* [Page and application data records]

BEGIN

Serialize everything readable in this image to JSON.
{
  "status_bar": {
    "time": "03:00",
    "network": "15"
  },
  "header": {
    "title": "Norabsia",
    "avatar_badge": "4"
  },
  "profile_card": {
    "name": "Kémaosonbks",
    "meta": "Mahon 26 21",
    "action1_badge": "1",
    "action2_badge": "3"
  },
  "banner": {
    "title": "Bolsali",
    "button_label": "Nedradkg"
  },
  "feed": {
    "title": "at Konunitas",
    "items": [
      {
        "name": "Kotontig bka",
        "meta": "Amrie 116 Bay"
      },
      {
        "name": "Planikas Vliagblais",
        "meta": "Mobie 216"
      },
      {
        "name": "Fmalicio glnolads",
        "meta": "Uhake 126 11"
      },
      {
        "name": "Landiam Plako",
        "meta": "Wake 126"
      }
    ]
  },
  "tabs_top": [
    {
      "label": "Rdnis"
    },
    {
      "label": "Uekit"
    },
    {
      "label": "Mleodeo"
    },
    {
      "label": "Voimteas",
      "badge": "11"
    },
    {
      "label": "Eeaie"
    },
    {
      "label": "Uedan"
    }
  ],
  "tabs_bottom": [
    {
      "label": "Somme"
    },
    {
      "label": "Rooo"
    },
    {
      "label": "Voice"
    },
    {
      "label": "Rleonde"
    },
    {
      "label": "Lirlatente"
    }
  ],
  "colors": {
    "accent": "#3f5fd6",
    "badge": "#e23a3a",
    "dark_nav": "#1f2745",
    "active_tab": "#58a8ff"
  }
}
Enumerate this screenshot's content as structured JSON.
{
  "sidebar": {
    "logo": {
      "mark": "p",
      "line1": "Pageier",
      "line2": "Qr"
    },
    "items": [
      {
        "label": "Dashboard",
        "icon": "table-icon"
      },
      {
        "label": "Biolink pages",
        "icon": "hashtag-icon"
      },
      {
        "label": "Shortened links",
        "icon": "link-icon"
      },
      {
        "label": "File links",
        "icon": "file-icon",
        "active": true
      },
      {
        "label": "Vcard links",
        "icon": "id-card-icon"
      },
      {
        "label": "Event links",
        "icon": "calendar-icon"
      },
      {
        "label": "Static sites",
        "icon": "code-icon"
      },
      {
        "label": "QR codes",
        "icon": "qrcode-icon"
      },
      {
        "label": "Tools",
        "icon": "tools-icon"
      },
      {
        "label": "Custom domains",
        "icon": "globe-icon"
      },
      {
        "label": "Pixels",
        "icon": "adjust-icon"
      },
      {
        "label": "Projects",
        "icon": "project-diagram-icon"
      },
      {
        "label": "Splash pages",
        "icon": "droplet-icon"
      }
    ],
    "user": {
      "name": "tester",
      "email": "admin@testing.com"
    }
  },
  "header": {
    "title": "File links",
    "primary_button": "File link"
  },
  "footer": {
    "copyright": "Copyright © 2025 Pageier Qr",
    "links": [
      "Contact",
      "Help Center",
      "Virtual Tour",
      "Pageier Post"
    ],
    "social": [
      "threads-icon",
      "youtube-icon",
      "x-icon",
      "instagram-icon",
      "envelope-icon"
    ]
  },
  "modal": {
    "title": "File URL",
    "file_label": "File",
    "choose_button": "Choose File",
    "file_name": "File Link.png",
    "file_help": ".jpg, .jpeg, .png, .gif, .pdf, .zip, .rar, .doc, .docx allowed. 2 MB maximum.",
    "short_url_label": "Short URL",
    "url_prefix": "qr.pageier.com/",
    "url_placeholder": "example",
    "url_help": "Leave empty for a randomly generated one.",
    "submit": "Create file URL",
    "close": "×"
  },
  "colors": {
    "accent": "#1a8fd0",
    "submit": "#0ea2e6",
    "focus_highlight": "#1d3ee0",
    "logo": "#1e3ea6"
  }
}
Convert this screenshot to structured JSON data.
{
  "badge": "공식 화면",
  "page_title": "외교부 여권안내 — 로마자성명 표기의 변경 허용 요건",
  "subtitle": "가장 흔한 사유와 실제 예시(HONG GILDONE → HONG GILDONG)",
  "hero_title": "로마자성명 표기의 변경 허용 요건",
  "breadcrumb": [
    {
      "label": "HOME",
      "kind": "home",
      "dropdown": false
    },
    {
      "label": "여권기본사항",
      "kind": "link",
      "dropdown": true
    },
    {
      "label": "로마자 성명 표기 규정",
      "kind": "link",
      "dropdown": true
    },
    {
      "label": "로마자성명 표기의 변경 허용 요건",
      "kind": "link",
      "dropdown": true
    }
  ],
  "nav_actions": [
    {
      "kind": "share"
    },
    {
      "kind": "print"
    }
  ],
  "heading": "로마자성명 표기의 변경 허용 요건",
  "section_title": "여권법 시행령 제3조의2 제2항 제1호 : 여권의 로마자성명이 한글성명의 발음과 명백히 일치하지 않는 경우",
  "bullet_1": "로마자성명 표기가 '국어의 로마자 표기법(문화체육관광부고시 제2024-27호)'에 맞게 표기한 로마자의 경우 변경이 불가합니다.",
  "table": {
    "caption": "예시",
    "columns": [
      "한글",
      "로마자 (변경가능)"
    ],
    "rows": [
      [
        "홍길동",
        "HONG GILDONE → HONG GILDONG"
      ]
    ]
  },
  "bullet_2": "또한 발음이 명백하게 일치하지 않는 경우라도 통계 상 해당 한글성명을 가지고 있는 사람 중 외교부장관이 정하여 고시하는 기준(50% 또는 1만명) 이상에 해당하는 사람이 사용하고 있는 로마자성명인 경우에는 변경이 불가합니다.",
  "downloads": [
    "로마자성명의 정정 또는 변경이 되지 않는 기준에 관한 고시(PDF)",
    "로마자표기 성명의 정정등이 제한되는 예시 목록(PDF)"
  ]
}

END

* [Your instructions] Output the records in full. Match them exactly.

* [Your solution]
Serialize everything readable in this image to JSON.
{
  "status_bar": {
    "time": "03:00",
    "network": "15"
  },
  "header": {
    "title": "Norabsia",
    "avatar_badge": "4"
  },
  "profile_card": {
    "name": "Kémaosonbks",
    "meta": "Mahon 26 21",
    "action1_badge": "1",
    "action2_badge": "3"
  },
  "banner": {
    "title": "Bolsali",
    "button_label": "Nedradkg"
  },
  "feed": {
    "title": "at Konunitas",
    "items": [
      {
        "name": "Kotontig bka",
        "meta": "Amrie 116 Bay"
      },
      {
        "name": "Planikas Vliagblais",
        "meta": "Mobie 216"
      },
      {
        "name": "Fmalicio glnolads",
        "meta": "Uhake 126 11"
      },
      {
        "name": "Landiam Plako",
        "meta": "Wake 126"
      }
    ]
  },
  "tabs_top": [
    {
      "label": "Rdnis"
    },
    {
      "label": "Uekit"
    },
    {
      "label": "Mleodeo"
    },
    {
      "label": "Voimteas",
      "badge": "11"
    },
    {
      "label": "Eeaie"
    },
    {
      "label": "Uedan"
    }
  ],
  "tabs_bottom": [
    {
      "label": "Somme"
    },
    {
      "label": "Rooo"
    },
    {
      "label": "Voice"
    },
    {
      "label": "Rleonde"
    },
    {
      "label": "Lirlatente"
    }
  ],
  "colors": {
    "accent": "#3f5fd6",
    "badge": "#e23a3a",
    "dark_nav": "#1f2745",
    "active_tab": "#58a8ff"
  }
}
Enumerate this screenshot's content as structured JSON.
{
  "sidebar": {
    "logo": {
      "mark": "p",
      "line1": "Pageier",
      "line2": "Qr"
    },
    "items": [
      {
        "label": "Dashboard",
        "icon": "table-icon"
      },
      {
        "label": "Biolink pages",
        "icon": "hashtag-icon"
      },
      {
        "label": "Shortened links",
        "icon": "link-icon"
      },
      {
        "label": "File links",
        "icon": "file-icon",
        "active": true
      },
      {
        "label": "Vcard links",
        "icon": "id-card-icon"
      },
      {
        "label": "Event links",
        "icon": "calendar-icon"
      },
      {
        "label": "Static sites",
        "icon": "code-icon"
      },
      {
        "label": "QR codes",
        "icon": "qrcode-icon"
      },
      {
        "label": "Tools",
        "icon": "tools-icon"
      },
      {
        "label": "Custom domains",
        "icon": "globe-icon"
      },
      {
        "label": "Pixels",
        "icon": "adjust-icon"
      },
      {
        "label": "Projects",
        "icon": "project-diagram-icon"
      },
      {
        "label": "Splash pages",
        "icon": "droplet-icon"
      }
    ],
    "user": {
      "name": "tester",
      "email": "admin@testing.com"
    }
  },
  "header": {
    "title": "File links",
    "primary_button": "File link"
  },
  "footer": {
    "copyright": "Copyright © 2025 Pageier Qr",
    "links": [
      "Contact",
      "Help Center",
      "Virtual Tour",
      "Pageier Post"
    ],
    "social": [
      "threads-icon",
      "youtube-icon",
      "x-icon",
      "instagram-icon",
      "envelope-icon"
    ]
  },
  "modal": {
    "title": "File URL",
    "file_label": "File",
    "choose_button": "Choose File",
    "file_name": "File Link.png",
    "file_help": ".jpg, .jpeg, .png, .gif, .pdf, .zip, .rar, .doc, .docx allowed. 2 MB maximum.",
    "short_url_label": "Short URL",
    "url_prefix": "qr.pageier.com/",
    "url_placeholder": "example",
    "url_help": "Leave empty for a randomly generated one.",
    "submit": "Create file URL",
    "close": "×"
  },
  "colors": {
    "accent": "#1a8fd0",
    "submit": "#0ea2e6",
    "focus_highlight": "#1d3ee0",
    "logo": "#1e3ea6"
  }
}
Convert this screenshot to structured JSON data.
{
  "badge": "공식 화면",
  "page_title": "외교부 여권안내 — 로마자성명 표기의 변경 허용 요건",
  "subtitle": "가장 흔한 사유와 실제 예시(HONG GILDONE → HONG GILDONG)",
  "hero_title": "로마자성명 표기의 변경 허용 요건",
  "breadcrumb": [
    {
      "label": "HOME",
      "kind": "home",
      "dropdown": false
    },
    {
      "label": "여권기본사항",
      "kind": "link",
      "dropdown": true
    },
    {
      "label": "로마자 성명 표기 규정",
      "kind": "link",
      "dropdown": true
    },
    {
      "label": "로마자성명 표기의 변경 허용 요건",
      "kind": "link",
      "dropdown": true
    }
  ],
  "nav_actions": [
    {
      "kind": "share"
    },
    {
      "kind": "print"
    }
  ],
  "heading": "로마자성명 표기의 변경 허용 요건",
  "section_title": "여권법 시행령 제3조의2 제2항 제1호 : 여권의 로마자성명이 한글성명의 발음과 명백히 일치하지 않는 경우",
  "bullet_1": "로마자성명 표기가 '국어의 로마자 표기법(문화체육관광부고시 제2024-27호)'에 맞게 표기한 로마자의 경우 변경이 불가합니다.",
  "table": {
    "caption": "예시",
    "columns": [
      "한글",
      "로마자 (변경가능)"
    ],
    "rows": [
      [
        "홍길동",
        "HONG GILDONE → HONG GILDONG"
      ]
    ]
  },
  "bullet_2": "또한 발음이 명백하게 일치하지 않는 경우라도 통계 상 해당 한글성명을 가지고 있는 사람 중 외교부장관이 정하여 고시하는 기준(50% 또는 1만명) 이상에 해당하는 사람이 사용하고 있는 로마자성명인 경우에는 변경이 불가합니다.",
  "downloads": [
    "로마자성명의 정정 또는 변경이 되지 않는 기준에 관한 고시(PDF)",
    "로마자표기 성명의 정정등이 제한되는 예시 목록(PDF)"
  ]
}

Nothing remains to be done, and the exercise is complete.